= Problem =
Scan the material that follows. Copy every line containing the word "icon".

= Supplied material =
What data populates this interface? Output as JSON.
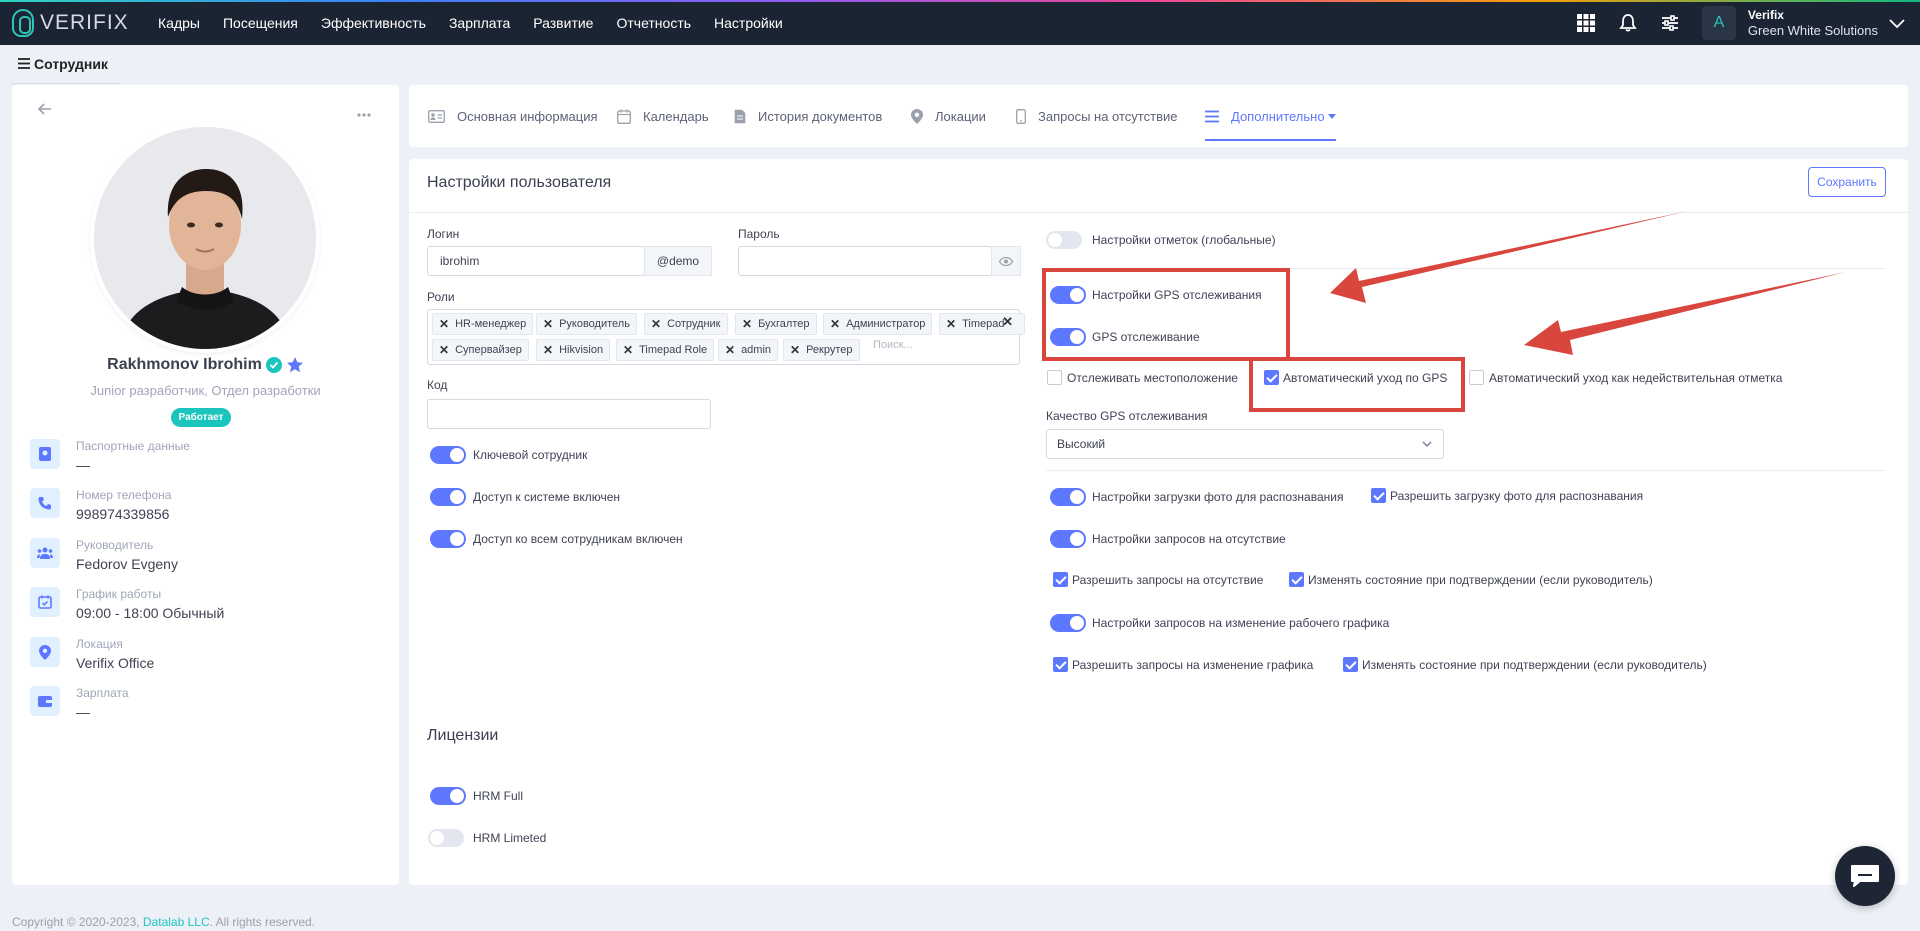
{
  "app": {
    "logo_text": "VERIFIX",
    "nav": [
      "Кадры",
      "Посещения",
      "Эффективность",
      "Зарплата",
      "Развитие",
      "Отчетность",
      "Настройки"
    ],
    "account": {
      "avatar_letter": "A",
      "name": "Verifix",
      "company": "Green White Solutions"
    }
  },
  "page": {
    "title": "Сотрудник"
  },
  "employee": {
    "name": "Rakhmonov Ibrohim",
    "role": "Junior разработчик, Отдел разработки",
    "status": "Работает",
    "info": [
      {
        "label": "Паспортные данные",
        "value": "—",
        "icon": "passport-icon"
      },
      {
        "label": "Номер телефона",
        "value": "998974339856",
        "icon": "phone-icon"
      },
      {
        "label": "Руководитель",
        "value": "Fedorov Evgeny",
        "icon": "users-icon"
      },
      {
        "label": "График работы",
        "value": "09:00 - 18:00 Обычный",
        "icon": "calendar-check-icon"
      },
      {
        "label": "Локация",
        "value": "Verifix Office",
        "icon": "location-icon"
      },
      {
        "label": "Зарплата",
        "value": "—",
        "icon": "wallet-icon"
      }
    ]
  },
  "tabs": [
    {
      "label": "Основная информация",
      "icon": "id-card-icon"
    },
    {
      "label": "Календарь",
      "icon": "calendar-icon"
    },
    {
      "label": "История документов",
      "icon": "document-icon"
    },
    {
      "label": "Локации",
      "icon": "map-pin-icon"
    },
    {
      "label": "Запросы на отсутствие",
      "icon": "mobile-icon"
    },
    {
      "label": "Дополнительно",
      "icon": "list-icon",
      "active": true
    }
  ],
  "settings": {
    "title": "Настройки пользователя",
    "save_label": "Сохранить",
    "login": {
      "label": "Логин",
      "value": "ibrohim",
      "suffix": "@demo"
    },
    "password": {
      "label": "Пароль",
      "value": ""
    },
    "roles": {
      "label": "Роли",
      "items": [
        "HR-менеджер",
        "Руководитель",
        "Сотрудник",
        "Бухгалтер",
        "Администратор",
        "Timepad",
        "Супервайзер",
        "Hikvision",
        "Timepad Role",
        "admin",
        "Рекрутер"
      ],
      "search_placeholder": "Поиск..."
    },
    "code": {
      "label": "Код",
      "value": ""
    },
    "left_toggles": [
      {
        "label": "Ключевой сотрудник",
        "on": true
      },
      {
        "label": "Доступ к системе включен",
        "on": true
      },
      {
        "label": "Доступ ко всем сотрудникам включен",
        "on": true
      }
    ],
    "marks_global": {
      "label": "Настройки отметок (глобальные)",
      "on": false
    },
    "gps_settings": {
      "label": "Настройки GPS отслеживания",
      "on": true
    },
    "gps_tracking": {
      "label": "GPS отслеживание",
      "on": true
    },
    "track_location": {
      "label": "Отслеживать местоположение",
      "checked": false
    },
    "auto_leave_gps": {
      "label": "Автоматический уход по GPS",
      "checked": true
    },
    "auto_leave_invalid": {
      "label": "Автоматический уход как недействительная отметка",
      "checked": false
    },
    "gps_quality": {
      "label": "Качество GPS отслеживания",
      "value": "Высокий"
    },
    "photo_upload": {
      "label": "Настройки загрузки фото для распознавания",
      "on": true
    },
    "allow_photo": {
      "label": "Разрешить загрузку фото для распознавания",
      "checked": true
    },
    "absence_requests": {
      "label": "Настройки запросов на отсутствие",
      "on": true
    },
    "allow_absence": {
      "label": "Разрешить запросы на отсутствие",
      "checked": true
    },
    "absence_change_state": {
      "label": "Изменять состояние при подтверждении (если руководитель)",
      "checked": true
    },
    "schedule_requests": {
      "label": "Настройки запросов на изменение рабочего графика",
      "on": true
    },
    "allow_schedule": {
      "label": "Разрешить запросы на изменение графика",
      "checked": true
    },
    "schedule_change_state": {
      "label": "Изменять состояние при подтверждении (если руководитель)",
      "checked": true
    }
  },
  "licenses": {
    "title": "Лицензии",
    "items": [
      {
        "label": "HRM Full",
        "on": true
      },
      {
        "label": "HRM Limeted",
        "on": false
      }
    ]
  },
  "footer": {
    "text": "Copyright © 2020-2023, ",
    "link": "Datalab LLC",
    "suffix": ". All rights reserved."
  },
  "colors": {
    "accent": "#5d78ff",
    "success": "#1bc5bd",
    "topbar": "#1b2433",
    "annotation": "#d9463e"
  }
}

= Solution to this problem =
        "icon": "passport-icon"
        "icon": "phone-icon"
        "icon": "users-icon"
        "icon": "calendar-check-icon"
        "icon": "location-icon"
        "icon": "wallet-icon"
      "icon": "id-card-icon"
      "icon": "calendar-icon"
      "icon": "document-icon"
      "icon": "map-pin-icon"
      "icon": "mobile-icon"
      "icon": "list-icon",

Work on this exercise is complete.